[DATASET EXCERPTS Boundary: Start]

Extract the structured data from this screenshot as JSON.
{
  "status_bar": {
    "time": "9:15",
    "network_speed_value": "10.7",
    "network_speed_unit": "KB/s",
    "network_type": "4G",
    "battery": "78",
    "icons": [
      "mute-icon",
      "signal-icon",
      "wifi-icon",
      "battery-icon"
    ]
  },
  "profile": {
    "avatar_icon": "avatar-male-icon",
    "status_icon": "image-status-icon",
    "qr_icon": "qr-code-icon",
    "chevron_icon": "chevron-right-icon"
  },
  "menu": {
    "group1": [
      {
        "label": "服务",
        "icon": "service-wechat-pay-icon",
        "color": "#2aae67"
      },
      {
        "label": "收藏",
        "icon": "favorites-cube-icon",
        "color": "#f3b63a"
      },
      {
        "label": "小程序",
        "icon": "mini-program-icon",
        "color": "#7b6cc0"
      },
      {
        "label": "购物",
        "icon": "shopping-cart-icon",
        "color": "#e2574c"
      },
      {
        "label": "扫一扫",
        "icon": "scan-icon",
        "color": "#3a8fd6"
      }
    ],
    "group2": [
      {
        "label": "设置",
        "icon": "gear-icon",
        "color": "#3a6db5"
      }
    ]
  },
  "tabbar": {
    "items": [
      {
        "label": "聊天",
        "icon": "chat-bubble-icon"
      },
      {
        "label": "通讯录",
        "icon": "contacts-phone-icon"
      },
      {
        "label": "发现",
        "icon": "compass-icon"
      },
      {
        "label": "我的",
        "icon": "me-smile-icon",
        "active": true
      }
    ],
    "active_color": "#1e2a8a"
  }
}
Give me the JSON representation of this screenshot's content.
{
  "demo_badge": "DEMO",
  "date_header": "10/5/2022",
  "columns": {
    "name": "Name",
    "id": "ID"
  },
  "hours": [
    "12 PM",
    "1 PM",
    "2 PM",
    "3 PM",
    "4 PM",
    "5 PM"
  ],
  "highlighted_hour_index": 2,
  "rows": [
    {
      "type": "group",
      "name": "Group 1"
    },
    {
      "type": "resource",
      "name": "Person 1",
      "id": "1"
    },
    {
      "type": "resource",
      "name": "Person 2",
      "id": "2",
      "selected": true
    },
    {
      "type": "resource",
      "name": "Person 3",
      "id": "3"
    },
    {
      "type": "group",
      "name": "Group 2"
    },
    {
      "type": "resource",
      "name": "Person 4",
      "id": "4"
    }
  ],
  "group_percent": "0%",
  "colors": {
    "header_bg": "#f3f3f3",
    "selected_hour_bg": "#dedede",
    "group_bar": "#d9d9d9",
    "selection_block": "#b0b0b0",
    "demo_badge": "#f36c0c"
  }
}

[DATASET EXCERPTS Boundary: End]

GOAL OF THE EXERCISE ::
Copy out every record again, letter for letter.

EXERCISE RESPONSE ::
Extract the structured data from this screenshot as JSON.
{
  "status_bar": {
    "time": "9:15",
    "network_speed_value": "10.7",
    "network_speed_unit": "KB/s",
    "network_type": "4G",
    "battery": "78",
    "icons": [
      "mute-icon",
      "signal-icon",
      "wifi-icon",
      "battery-icon"
    ]
  },
  "profile": {
    "avatar_icon": "avatar-male-icon",
    "status_icon": "image-status-icon",
    "qr_icon": "qr-code-icon",
    "chevron_icon": "chevron-right-icon"
  },
  "menu": {
    "group1": [
      {
        "label": "服务",
        "icon": "service-wechat-pay-icon",
        "color": "#2aae67"
      },
      {
        "label": "收藏",
        "icon": "favorites-cube-icon",
        "color": "#f3b63a"
      },
      {
        "label": "小程序",
        "icon": "mini-program-icon",
        "color": "#7b6cc0"
      },
      {
        "label": "购物",
        "icon": "shopping-cart-icon",
        "color": "#e2574c"
      },
      {
        "label": "扫一扫",
        "icon": "scan-icon",
        "color": "#3a8fd6"
      }
    ],
    "group2": [
      {
        "label": "设置",
        "icon": "gear-icon",
        "color": "#3a6db5"
      }
    ]
  },
  "tabbar": {
    "items": [
      {
        "label": "聊天",
        "icon": "chat-bubble-icon"
      },
      {
        "label": "通讯录",
        "icon": "contacts-phone-icon"
      },
      {
        "label": "发现",
        "icon": "compass-icon"
      },
      {
        "label": "我的",
        "icon": "me-smile-icon",
        "active": true
      }
    ],
    "active_color": "#1e2a8a"
  }
}
Give me the JSON representation of this screenshot's content.
{
  "demo_badge": "DEMO",
  "date_header": "10/5/2022",
  "columns": {
    "name": "Name",
    "id": "ID"
  },
  "hours": [
    "12 PM",
    "1 PM",
    "2 PM",
    "3 PM",
    "4 PM",
    "5 PM"
  ],
  "highlighted_hour_index": 2,
  "rows": [
    {
      "type": "group",
      "name": "Group 1"
    },
    {
      "type": "resource",
      "name": "Person 1",
      "id": "1"
    },
    {
      "type": "resource",
      "name": "Person 2",
      "id": "2",
      "selected": true
    },
    {
      "type": "resource",
      "name": "Person 3",
      "id": "3"
    },
    {
      "type": "group",
      "name": "Group 2"
    },
    {
      "type": "resource",
      "name": "Person 4",
      "id": "4"
    }
  ],
  "group_percent": "0%",
  "colors": {
    "header_bg": "#f3f3f3",
    "selected_hour_bg": "#dedede",
    "group_bar": "#d9d9d9",
    "selection_block": "#b0b0b0",
    "demo_badge": "#f36c0c"
  }
}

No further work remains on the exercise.